Sunday, December 29, 2019

COPE Center in Laos

COPE Center, Vientiane
This morning I walked to the COPE Center in Vientiane, Laos. The visitor center is part of a larger complex that is focused on the continuing victims of a war that ended nearly 50 years ago.
Sculpture made from cluster bomb materials
Walking past buildings dedicated to supporting those disabled by unexploded ordnances (UXO's) such as a special gymnasium and wheelchair fitting, signs pointed me to the visitor center. In front of the building was a sculpture made from different components of cluster bombs. Next to the entrance, a cluster bomb casing was repurposed as a planter.

Inside, one of the video displays played this (above) video. Posters listed some staggering statistics of the horrible bombings that occurred in Laos from 1964-1973.
A few statistics:

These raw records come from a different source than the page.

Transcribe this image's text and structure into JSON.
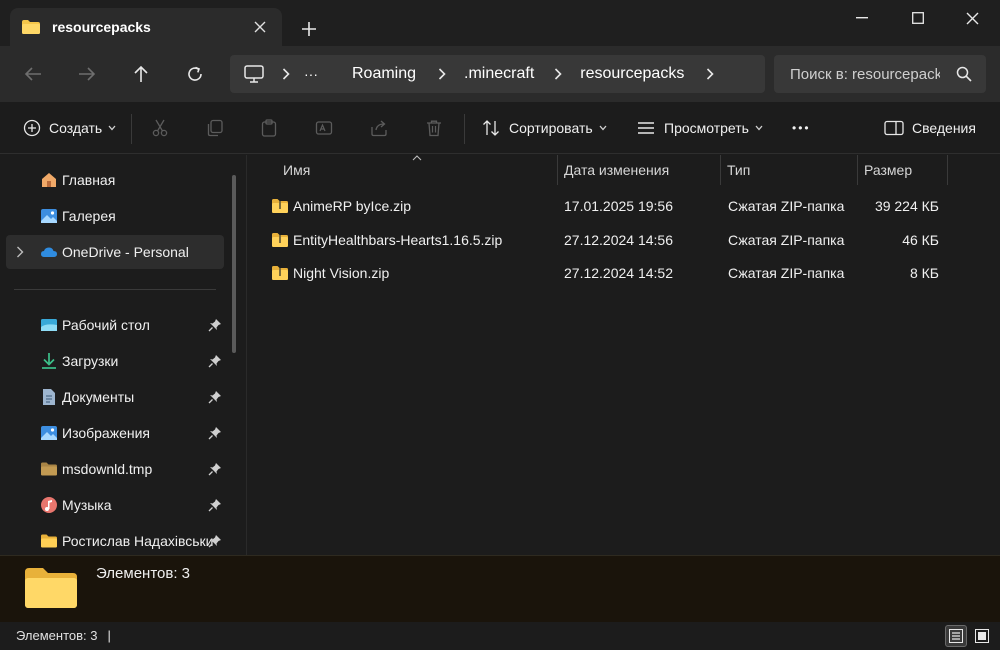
{
  "window": {
    "tab_title": "resourcepacks",
    "new_tab_label": "+"
  },
  "address": {
    "ellipsis": "···",
    "crumbs": [
      "Roaming",
      ".minecraft",
      "resourcepacks"
    ]
  },
  "search": {
    "placeholder": "Поиск в: resourcepacks"
  },
  "toolbar": {
    "create_label": "Создать",
    "sort_label": "Сортировать",
    "view_label": "Просмотреть",
    "more_label": "•••",
    "details_label": "Сведения"
  },
  "sidebar": {
    "items": [
      {
        "label": "Главная",
        "icon": "home-icon"
      },
      {
        "label": "Галерея",
        "icon": "gallery-icon"
      },
      {
        "label": "OneDrive - Personal",
        "icon": "cloud-icon"
      }
    ],
    "pinned": [
      {
        "label": "Рабочий стол",
        "icon": "desktop-icon"
      },
      {
        "label": "Загрузки",
        "icon": "download-icon"
      },
      {
        "label": "Документы",
        "icon": "document-icon"
      },
      {
        "label": "Изображения",
        "icon": "image-icon"
      },
      {
        "label": "msdownld.tmp",
        "icon": "folder-icon"
      },
      {
        "label": "Музыка",
        "icon": "music-icon"
      },
      {
        "label": "Ростислав Надахівськи",
        "icon": "folder-icon"
      }
    ]
  },
  "columns": {
    "name": "Имя",
    "date": "Дата изменения",
    "type": "Тип",
    "size": "Размер"
  },
  "files": [
    {
      "name": "AnimeRP byIce.zip",
      "date": "17.01.2025 19:56",
      "type": "Сжатая ZIP-папка",
      "size": "39 224 КБ"
    },
    {
      "name": "EntityHealthbars-Hearts1.16.5.zip",
      "date": "27.12.2024 14:56",
      "type": "Сжатая ZIP-папка",
      "size": "46 КБ"
    },
    {
      "name": "Night Vision.zip",
      "date": "27.12.2024 14:52",
      "type": "Сжатая ZIP-папка",
      "size": "8 КБ"
    }
  ],
  "details": {
    "count_text": "Элементов: 3"
  },
  "status": {
    "count_text": "Элементов: 3",
    "cursor": "|"
  }
}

  • Over 270 million "bombies" (small bombs contained within large cluster bombs) were dropped over Laos during this time period.
  • 580,000 bombing missions were conducted
  • Between 10-30% of all "bombies" (over 80 million) failed to detonate and are still dangerous
  • From 1996-2009, nearly 1,100,000 unexploded "bombies" were destroyed by UXO Lao.
  • Laos is the most heavily bombed country; more bombs were dropped here than in all of WWII. 
The center had a small theatre for watching a selection of videos. The one I watched featured some of the victims of these unexploded munitions, particularly the small "bombies." Examples of some victims' stories included a mother whose leg was blown off when the heat from her cooking fire detonated a bombie. Or a rice farmer who when using a tool to plant rice accidentally hit a bombie.. Having lost vision in one eye and one leg amputated, he no longer is able to support his family. His children have had to drop out of school in order to help farm in the same fields that may contain more UXO's. The video also showed children using metal detectors to find scrap metal left from the bombing raids, irrespective of the real dangers of encountering UXO's. 
Prosthetics "wall"

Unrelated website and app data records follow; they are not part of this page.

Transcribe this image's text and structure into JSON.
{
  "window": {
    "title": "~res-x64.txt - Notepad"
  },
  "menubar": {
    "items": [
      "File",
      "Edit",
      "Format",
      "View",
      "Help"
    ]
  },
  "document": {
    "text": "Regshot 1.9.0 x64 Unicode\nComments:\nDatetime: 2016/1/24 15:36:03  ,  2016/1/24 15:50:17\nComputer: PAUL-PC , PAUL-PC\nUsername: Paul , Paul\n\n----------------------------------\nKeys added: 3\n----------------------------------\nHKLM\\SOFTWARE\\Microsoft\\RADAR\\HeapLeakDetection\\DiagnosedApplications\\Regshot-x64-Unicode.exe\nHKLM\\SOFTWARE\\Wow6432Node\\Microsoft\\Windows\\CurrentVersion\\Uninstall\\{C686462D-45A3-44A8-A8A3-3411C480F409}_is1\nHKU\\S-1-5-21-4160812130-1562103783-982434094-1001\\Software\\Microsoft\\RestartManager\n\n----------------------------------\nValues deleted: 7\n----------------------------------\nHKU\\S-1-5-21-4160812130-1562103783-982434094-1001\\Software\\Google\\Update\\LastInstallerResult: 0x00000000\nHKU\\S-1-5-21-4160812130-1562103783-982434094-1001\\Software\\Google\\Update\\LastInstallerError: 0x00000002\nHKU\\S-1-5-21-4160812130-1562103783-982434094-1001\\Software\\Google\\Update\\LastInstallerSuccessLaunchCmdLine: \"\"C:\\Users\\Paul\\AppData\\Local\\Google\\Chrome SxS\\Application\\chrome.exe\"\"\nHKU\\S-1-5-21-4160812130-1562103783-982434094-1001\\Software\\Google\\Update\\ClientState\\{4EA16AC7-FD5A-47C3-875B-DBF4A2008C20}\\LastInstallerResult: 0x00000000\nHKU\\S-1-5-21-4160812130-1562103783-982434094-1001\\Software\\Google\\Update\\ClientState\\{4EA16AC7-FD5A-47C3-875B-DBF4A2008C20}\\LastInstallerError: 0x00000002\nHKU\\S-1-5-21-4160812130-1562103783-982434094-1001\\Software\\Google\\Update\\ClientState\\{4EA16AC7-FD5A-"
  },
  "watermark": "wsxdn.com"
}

The COPE center also helps fit victims with more lightweight prosthetics; these give victims more mobility than even the clumsy, heavy ones they may have fashioned themselves in their villages. The organization also provides community outreach, going directly to remote villages to provide equipment, repairs, medical assistance, etc. Funding is also provided to enable victims to come to rehab centers, receive surgery, etc. 

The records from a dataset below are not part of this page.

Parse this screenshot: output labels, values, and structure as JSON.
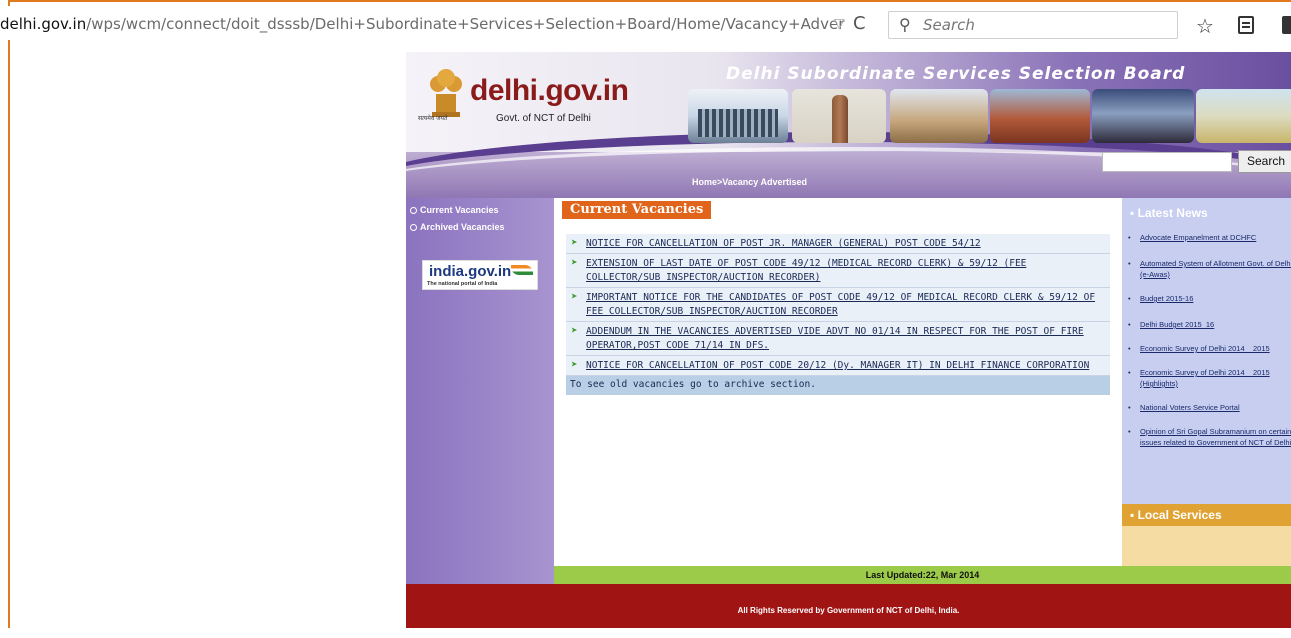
{
  "browser": {
    "url_host": "delhi.gov.in",
    "url_path": "/wps/wcm/connect/doit_dsssb/Delhi+Subordinate+Services+Selection+Board/Home/Vacancy+Adver",
    "search_placeholder": "Search",
    "drop_glyph": "▽",
    "reload_glyph": "C",
    "search_glyph": "🔍",
    "star_glyph": "☆"
  },
  "header": {
    "logo_title": "delhi.gov.in",
    "logo_subtitle": "Govt. of NCT of Delhi",
    "emblem_text": "सत्यमेव जयते",
    "board_title": "Delhi Subordinate Services Selection Board",
    "search_button": "Search",
    "breadcrumb": "Home>Vacancy Advertised"
  },
  "sidebar": {
    "items": [
      {
        "label": "Current Vacancies"
      },
      {
        "label": "Archived Vacancies"
      }
    ],
    "badge_title": "india.gov.in",
    "badge_subtitle": "The national portal of India"
  },
  "main": {
    "section_title": "Current Vacancies",
    "notices": [
      {
        "text": "NOTICE FOR CANCELLATION OF POST JR. MANAGER (GENERAL) POST CODE 54/12"
      },
      {
        "text": "EXTENSION OF LAST DATE OF POST CODE 49/12 (MEDICAL RECORD CLERK) & 59/12 (FEE COLLECTOR/SUB INSPECTOR/AUCTION RECORDER)"
      },
      {
        "text": "IMPORTANT NOTICE FOR THE CANDIDATES OF POST CODE 49/12 OF MEDICAL RECORD CLERK & 59/12 OF FEE COLLECTOR/SUB INSPECTOR/AUCTION RECORDER"
      },
      {
        "text": "ADDENDUM IN THE VACANCIES ADVERTISED VIDE ADVT NO 01/14 IN RESPECT FOR THE POST OF FIRE OPERATOR,POST CODE 71/14 IN DFS."
      },
      {
        "text": "NOTICE FOR CANCELLATION OF POST CODE 20/12 (Dy. MANAGER IT) IN DELHI FINANCE CORPORATION"
      }
    ],
    "archive_note": "To see old vacancies go to archive section."
  },
  "rightcol": {
    "latest_news_title": "Latest News",
    "news": [
      {
        "text": "Advocate Empanelment at DCHFC"
      },
      {
        "text": "Automated System of Allotment Govt. of Delhi (e-Awas)"
      },
      {
        "text": "Budget 2015-16"
      },
      {
        "text": "Delhi Budget 2015_16"
      },
      {
        "text": "Economic Survey of Delhi 2014 _ 2015"
      },
      {
        "text": "Economic Survey of Delhi 2014 _ 2015 (Highlights)"
      },
      {
        "text": "National Voters Service Portal"
      },
      {
        "text": "Opinion of Sri Gopal Subramanium on certain issues related to Government of NCT of Delhi"
      }
    ],
    "local_services_title": "Local Services"
  },
  "footer": {
    "last_updated": "Last Updated:22, Mar 2014",
    "copyright": "All Rights Reserved by Government of NCT of Delhi, India."
  },
  "colors": {
    "frame": "#e07a1f",
    "nav_purple": "#8b73bf",
    "tab_orange": "#e0651a",
    "news_blue": "#c7cef0",
    "updated_green": "#9ccb4a",
    "footer_red": "#a01414"
  }
}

While in Luang Prabang, I visited a similar visitor center. Posters there described how programs continue to occur in educating villagers of the dangers of UXO's  - what they look like and what to do if they encounter a UXO. Specially trained people are working at locating and destroying the UXO's, enabling the cleared land to be safely used for farming or residences.  Due to the large numbers of UXO's remaining despite continued efforts at locating and destroying the bombies, it is estimated that it may take nearly 100 years for Laos to be free of this scourge that continues to negatively impact the economy of Laos and its citizens.